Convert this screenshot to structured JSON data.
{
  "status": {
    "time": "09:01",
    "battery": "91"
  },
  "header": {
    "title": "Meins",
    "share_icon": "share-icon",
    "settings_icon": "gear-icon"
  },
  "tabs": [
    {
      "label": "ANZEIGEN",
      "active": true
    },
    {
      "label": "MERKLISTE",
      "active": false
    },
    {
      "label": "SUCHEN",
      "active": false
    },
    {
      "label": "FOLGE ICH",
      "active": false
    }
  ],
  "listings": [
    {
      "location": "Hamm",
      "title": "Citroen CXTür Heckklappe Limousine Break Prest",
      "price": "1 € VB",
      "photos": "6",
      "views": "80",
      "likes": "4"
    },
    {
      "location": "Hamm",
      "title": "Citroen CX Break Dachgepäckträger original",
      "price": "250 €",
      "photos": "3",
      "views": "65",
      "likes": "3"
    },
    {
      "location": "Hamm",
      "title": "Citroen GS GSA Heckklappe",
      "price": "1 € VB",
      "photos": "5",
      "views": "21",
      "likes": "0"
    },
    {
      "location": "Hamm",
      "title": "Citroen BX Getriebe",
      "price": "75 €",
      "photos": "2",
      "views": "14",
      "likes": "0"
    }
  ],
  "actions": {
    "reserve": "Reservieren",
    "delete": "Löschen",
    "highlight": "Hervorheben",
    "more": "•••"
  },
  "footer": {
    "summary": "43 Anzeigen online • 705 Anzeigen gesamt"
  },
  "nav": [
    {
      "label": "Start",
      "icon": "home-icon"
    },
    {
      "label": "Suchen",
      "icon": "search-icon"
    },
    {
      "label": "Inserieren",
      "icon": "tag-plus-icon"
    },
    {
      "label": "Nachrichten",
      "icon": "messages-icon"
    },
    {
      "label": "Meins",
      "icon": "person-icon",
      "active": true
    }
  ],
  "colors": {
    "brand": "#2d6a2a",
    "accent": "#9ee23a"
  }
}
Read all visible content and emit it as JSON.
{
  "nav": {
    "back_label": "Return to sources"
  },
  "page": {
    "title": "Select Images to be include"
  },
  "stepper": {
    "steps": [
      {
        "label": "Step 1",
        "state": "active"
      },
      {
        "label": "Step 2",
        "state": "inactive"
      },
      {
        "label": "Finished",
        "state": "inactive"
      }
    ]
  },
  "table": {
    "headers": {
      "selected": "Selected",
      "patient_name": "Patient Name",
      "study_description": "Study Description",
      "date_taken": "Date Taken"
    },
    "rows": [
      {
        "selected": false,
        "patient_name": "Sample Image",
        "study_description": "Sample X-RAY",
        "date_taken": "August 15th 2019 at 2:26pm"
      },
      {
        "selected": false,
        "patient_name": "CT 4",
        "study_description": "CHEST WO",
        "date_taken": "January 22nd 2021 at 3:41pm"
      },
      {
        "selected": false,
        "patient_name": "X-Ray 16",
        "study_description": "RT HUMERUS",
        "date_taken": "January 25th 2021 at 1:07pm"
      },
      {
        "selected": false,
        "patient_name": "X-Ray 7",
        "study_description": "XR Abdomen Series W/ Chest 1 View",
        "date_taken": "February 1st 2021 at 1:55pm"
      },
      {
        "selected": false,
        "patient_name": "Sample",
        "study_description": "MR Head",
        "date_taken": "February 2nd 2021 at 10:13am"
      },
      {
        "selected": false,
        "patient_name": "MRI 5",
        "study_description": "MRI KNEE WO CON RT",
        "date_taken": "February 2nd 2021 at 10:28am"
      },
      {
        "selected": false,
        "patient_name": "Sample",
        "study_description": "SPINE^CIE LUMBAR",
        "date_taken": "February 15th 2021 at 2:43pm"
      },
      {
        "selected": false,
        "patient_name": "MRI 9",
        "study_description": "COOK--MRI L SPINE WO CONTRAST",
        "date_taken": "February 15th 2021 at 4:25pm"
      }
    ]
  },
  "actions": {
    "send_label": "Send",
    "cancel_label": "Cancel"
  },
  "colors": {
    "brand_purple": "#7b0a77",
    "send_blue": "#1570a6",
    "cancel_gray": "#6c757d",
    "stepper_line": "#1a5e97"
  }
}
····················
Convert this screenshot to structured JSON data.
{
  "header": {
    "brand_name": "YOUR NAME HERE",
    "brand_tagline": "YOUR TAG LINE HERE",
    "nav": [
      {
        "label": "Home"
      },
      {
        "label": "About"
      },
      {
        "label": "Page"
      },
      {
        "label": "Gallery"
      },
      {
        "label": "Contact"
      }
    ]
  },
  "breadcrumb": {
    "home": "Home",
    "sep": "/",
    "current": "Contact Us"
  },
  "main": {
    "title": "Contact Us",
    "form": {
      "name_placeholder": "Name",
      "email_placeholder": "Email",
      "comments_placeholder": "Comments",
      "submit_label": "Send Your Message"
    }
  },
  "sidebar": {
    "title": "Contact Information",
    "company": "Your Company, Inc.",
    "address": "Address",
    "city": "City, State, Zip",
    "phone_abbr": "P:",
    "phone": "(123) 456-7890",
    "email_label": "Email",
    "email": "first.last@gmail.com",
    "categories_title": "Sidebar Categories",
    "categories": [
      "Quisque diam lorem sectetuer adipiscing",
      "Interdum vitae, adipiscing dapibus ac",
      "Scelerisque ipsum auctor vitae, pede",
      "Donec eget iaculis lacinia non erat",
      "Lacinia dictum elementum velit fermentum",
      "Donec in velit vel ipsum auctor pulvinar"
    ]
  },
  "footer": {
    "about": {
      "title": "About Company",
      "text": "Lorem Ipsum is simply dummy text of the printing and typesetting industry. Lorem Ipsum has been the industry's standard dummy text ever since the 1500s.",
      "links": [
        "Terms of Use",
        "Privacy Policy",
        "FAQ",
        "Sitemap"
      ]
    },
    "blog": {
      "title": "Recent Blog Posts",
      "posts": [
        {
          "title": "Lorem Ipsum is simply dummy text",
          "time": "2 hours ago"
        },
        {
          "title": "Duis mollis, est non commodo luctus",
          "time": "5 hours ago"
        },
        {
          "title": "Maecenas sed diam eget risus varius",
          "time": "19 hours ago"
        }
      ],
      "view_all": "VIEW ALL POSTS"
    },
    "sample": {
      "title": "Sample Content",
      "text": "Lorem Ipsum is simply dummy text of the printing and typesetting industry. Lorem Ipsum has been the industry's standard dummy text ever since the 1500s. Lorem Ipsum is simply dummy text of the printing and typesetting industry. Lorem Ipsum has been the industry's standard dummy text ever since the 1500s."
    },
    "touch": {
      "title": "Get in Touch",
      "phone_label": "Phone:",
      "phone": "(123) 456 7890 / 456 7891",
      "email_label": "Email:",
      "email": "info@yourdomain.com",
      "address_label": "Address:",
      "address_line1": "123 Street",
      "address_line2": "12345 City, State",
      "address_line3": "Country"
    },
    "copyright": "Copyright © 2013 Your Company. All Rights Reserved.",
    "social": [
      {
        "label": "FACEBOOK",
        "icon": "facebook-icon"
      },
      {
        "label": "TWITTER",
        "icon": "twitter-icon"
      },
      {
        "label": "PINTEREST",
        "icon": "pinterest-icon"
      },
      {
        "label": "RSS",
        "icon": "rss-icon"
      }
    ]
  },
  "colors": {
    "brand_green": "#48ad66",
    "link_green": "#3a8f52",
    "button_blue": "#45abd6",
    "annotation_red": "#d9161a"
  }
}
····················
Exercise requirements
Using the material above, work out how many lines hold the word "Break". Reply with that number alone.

Response to the exercise
2